## Task to complete
Return the data below unchanged, without images.

## Material provided
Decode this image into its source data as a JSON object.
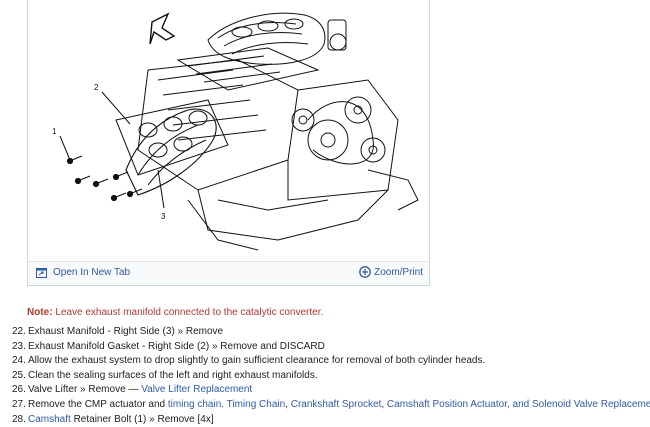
{
  "figure": {
    "callouts": [
      "1",
      "2",
      "3"
    ],
    "open_tab_label": "Open In New Tab",
    "zoom_print_label": "Zoom/Print"
  },
  "note": {
    "label": "Note:",
    "text": "Leave exhaust manifold connected to the catalytic converter."
  },
  "steps": [
    {
      "num": "22.",
      "text": "Exhaust Manifold - Right Side (3) » Remove"
    },
    {
      "num": "23.",
      "text": "Exhaust Manifold Gasket - Right Side (2) » Remove and DISCARD"
    },
    {
      "num": "24.",
      "text": "Allow the exhaust system to drop slightly to gain sufficient clearance for removal of both cylinder heads."
    },
    {
      "num": "25.",
      "text": "Clean the sealing surfaces of the left and right exhaust manifolds."
    },
    {
      "num": "26.",
      "text": "Valve Lifter » Remove — ",
      "link": "Valve Lifter Replacement"
    },
    {
      "num": "27.",
      "text": "Remove the CMP actuator and ",
      "link": "timing chain.",
      "link2": "Timing Chain",
      "link3": "Crankshaft Sprocket",
      "link4": "Camshaft Position Actuator, and Solenoid Valve Replacement"
    },
    {
      "num": "28.",
      "link": "Camshaft",
      "text": " Retainer Bolt (1) » Remove [4x]"
    }
  ]
}
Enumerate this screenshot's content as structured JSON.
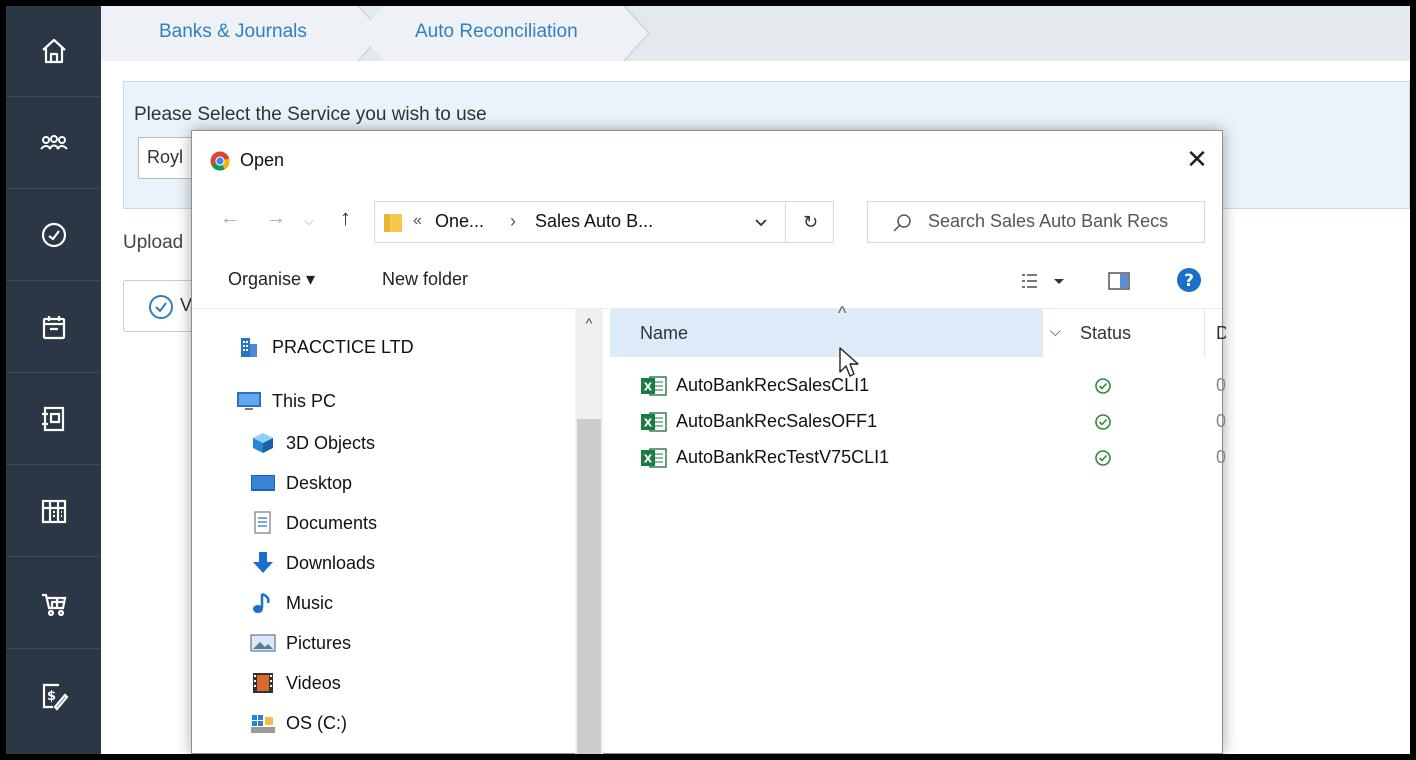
{
  "breadcrumb": {
    "items": [
      "Banks & Journals",
      "Auto Reconciliation"
    ]
  },
  "sidebar": {
    "items": [
      {
        "icon": "home-icon"
      },
      {
        "icon": "users-icon"
      },
      {
        "icon": "dashboard-icon"
      },
      {
        "icon": "calendar-icon"
      },
      {
        "icon": "document-icon"
      },
      {
        "icon": "ledger-icon"
      },
      {
        "icon": "basket-icon"
      },
      {
        "icon": "invoice-icon"
      }
    ]
  },
  "service": {
    "label": "Please Select the Service you wish to use",
    "selected": "Royl"
  },
  "upload": {
    "label": "Upload",
    "verify_label": "V"
  },
  "dialog": {
    "title": "Open",
    "close": "✕",
    "nav": {
      "back": "←",
      "forward": "→",
      "recent": "⌵",
      "up": "↑"
    },
    "address": {
      "lead": "«",
      "segments": [
        "One...",
        "Sales Auto B..."
      ],
      "separator": "›"
    },
    "search_placeholder": "Search Sales Auto Bank Recs",
    "toolbar": {
      "organise": "Organise ▾",
      "new_folder": "New folder"
    },
    "nav_pane": [
      {
        "label": "PRACCTICE LTD",
        "icon": "building-icon"
      },
      {
        "label": "This PC",
        "icon": "computer-icon"
      },
      {
        "label": "3D Objects",
        "icon": "cube-icon"
      },
      {
        "label": "Desktop",
        "icon": "desktop-icon"
      },
      {
        "label": "Documents",
        "icon": "documents-icon"
      },
      {
        "label": "Downloads",
        "icon": "download-icon"
      },
      {
        "label": "Music",
        "icon": "music-icon"
      },
      {
        "label": "Pictures",
        "icon": "pictures-icon"
      },
      {
        "label": "Videos",
        "icon": "videos-icon"
      },
      {
        "label": "OS (C:)",
        "icon": "drive-icon"
      }
    ],
    "columns": {
      "name": "Name",
      "status": "Status",
      "date": "D",
      "sort_caret": "^",
      "dropdown": "⌵"
    },
    "files": [
      {
        "name": "AutoBankRecSalesCLI1",
        "status": "synced-icon",
        "date": "0"
      },
      {
        "name": "AutoBankRecSalesOFF1",
        "status": "synced-icon",
        "date": "0"
      },
      {
        "name": "AutoBankRecTestV75CLI1",
        "status": "synced-icon",
        "date": "0"
      }
    ]
  },
  "colors": {
    "sidebar": "#2b3744",
    "accent": "#2f7fc1",
    "excel": "#1d7a45",
    "header_hover": "#dcebf7"
  }
}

## Reply to the exercise
Decode this image into its source data as a JSON object.
{
  "figure": {
    "callouts": [
      "1",
      "2",
      "3"
    ],
    "open_tab_label": "Open In New Tab",
    "zoom_print_label": "Zoom/Print"
  },
  "note": {
    "label": "Note:",
    "text": "Leave exhaust manifold connected to the catalytic converter."
  },
  "steps": [
    {
      "num": "22.",
      "text": "Exhaust Manifold - Right Side (3) » Remove"
    },
    {
      "num": "23.",
      "text": "Exhaust Manifold Gasket - Right Side (2) » Remove and DISCARD"
    },
    {
      "num": "24.",
      "text": "Allow the exhaust system to drop slightly to gain sufficient clearance for removal of both cylinder heads."
    },
    {
      "num": "25.",
      "text": "Clean the sealing surfaces of the left and right exhaust manifolds."
    },
    {
      "num": "26.",
      "text": "Valve Lifter » Remove — ",
      "link": "Valve Lifter Replacement"
    },
    {
      "num": "27.",
      "text": "Remove the CMP actuator and ",
      "link": "timing chain.",
      "link2": "Timing Chain",
      "link3": "Crankshaft Sprocket",
      "link4": "Camshaft Position Actuator, and Solenoid Valve Replacement"
    },
    {
      "num": "28.",
      "link": "Camshaft",
      "text": " Retainer Bolt (1) » Remove [4x]"
    }
  ]
}
Enumerate this screenshot's content as structured JSON.
{
  "breadcrumb": {
    "items": [
      "Banks & Journals",
      "Auto Reconciliation"
    ]
  },
  "sidebar": {
    "items": [
      {
        "icon": "home-icon"
      },
      {
        "icon": "users-icon"
      },
      {
        "icon": "dashboard-icon"
      },
      {
        "icon": "calendar-icon"
      },
      {
        "icon": "document-icon"
      },
      {
        "icon": "ledger-icon"
      },
      {
        "icon": "basket-icon"
      },
      {
        "icon": "invoice-icon"
      }
    ]
  },
  "service": {
    "label": "Please Select the Service you wish to use",
    "selected": "Royl"
  },
  "upload": {
    "label": "Upload",
    "verify_label": "V"
  },
  "dialog": {
    "title": "Open",
    "close": "✕",
    "nav": {
      "back": "←",
      "forward": "→",
      "recent": "⌵",
      "up": "↑"
    },
    "address": {
      "lead": "«",
      "segments": [
        "One...",
        "Sales Auto B..."
      ],
      "separator": "›"
    },
    "search_placeholder": "Search Sales Auto Bank Recs",
    "toolbar": {
      "organise": "Organise ▾",
      "new_folder": "New folder"
    },
    "nav_pane": [
      {
        "label": "PRACCTICE LTD",
        "icon": "building-icon"
      },
      {
        "label": "This PC",
        "icon": "computer-icon"
      },
      {
        "label": "3D Objects",
        "icon": "cube-icon"
      },
      {
        "label": "Desktop",
        "icon": "desktop-icon"
      },
      {
        "label": "Documents",
        "icon": "documents-icon"
      },
      {
        "label": "Downloads",
        "icon": "download-icon"
      },
      {
        "label": "Music",
        "icon": "music-icon"
      },
      {
        "label": "Pictures",
        "icon": "pictures-icon"
      },
      {
        "label": "Videos",
        "icon": "videos-icon"
      },
      {
        "label": "OS (C:)",
        "icon": "drive-icon"
      }
    ],
    "columns": {
      "name": "Name",
      "status": "Status",
      "date": "D",
      "sort_caret": "^",
      "dropdown": "⌵"
    },
    "files": [
      {
        "name": "AutoBankRecSalesCLI1",
        "status": "synced-icon",
        "date": "0"
      },
      {
        "name": "AutoBankRecSalesOFF1",
        "status": "synced-icon",
        "date": "0"
      },
      {
        "name": "AutoBankRecTestV75CLI1",
        "status": "synced-icon",
        "date": "0"
      }
    ]
  },
  "colors": {
    "sidebar": "#2b3744",
    "accent": "#2f7fc1",
    "excel": "#1d7a45",
    "header_hover": "#dcebf7"
  }
}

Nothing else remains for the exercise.